She witnessed our nation unify and men young and old sign up for World War II to fight against Communism and injustice.
She lived in a Colorado logging camp that had formerly been a German POW camp.
She supported Billy Graham from beginning to end.
She watched Neil Armstrong and Buzz Aldrin walk on the moon.
She has three children, 6 grandchildren and lots of great grandchildren (Sorry family. I lost count of us all. But she hasn’t.).
Before this Christmas she looked pale and weak. So we took her to the doctor and found out she had only 40% of her blood due to an ulcer. Then they diagnosed a UTI. Then they diagnosed COVID.

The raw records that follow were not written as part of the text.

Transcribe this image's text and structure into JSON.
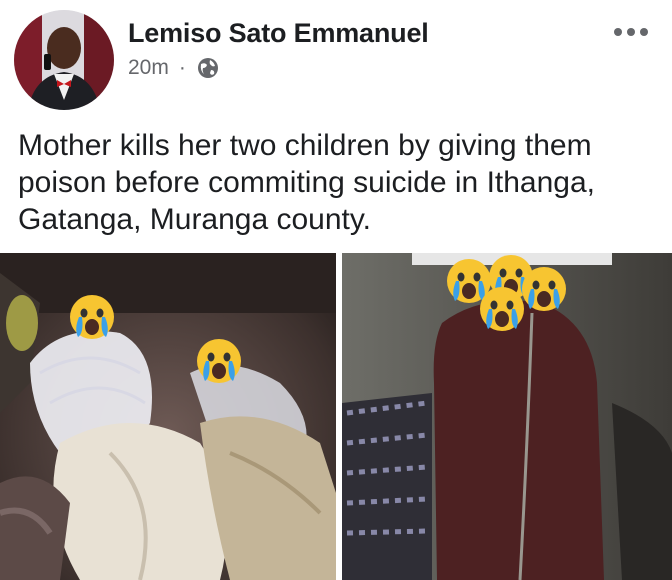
{
  "post": {
    "author": "Lemiso Sato Emmanuel",
    "time": "20m",
    "separator": "·",
    "audience_icon": "globe-icon",
    "more_icon": "more-options-icon",
    "text": "Mother kills her two children by giving them poison before commiting suicide in Ithanga, Gatanga, Muranga county."
  },
  "photos": [
    {
      "label": "photo-1",
      "overlay_icon": "crying-face-emoji"
    },
    {
      "label": "photo-2",
      "overlay_icon": "crying-face-emoji"
    }
  ],
  "colors": {
    "text_primary": "#1c1e21",
    "text_secondary": "#65676b",
    "background": "#ffffff",
    "emoji_yellow": "#f7c531",
    "emoji_tears": "#3aa0e8"
  }
}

Yes, COVID. I thought – we all thought – we will never see her again. Barred from the hospital, we prayed we would see grandma again. Hug her one last time. That somehow, this combination of living on 40% of blood, an infection plus the coronavirus would not take her.

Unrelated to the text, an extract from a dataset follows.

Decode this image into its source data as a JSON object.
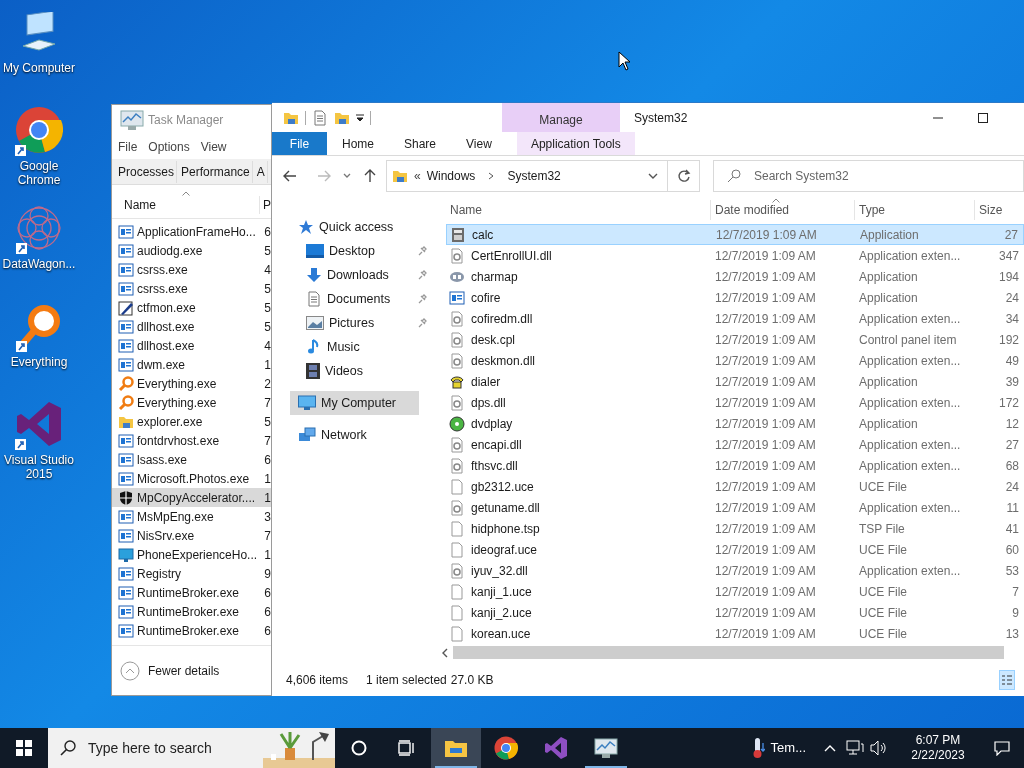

My heart cried out, God! She has given too much, loved too many to die alone!
She will be 91 years old this spring and I am happy to say she is still kicking! Which is what I told her. To which she quipped right back, “Ha! Well, I’m not kicken’ very high!”
Marveling at God’s grace upon her, His answer to our prayers, I asked her, “How did you get through it all? It was just so much.”
She answered, “You just do what you gotta do until you get through it. Anytime you face something new you do not have any experience with it, so you just do it. Then, when you make it through, okay now you have some experience. But until then, you just face it and do it until it’s done and behind you.”
Grit. Thats how I sum it up. Her generation has grit.
I asked her what was the hardest part about the last several weeks. She said, “Being alone. It’s hard to be alone. But I see myself back in my apartment and seeing you all again and that’s what I am working toward.”
Hope. Plain and simple. Hope gives us the strength to do what we need to, to grab hold and push foward until we make it through. It is for hope we persevere.
Hope doesn’t beg for relief or whine about discomfort. Hope doesn’t depend on ease. Hope is the joy set before us. An expectation that rallies the soul and urges us on.
What is the hope you are clinging to today? What propels you forward?
Jesus is the hope my Grandma clings to. He is the hope I cling to. Unmoveable. Unchangeable. Eternal. A rock in the storm. A beacon in the darkness.
Grandma, I am excited for more of your stories and to give you another hug soon. And yes, I’ll bring you another milkshake!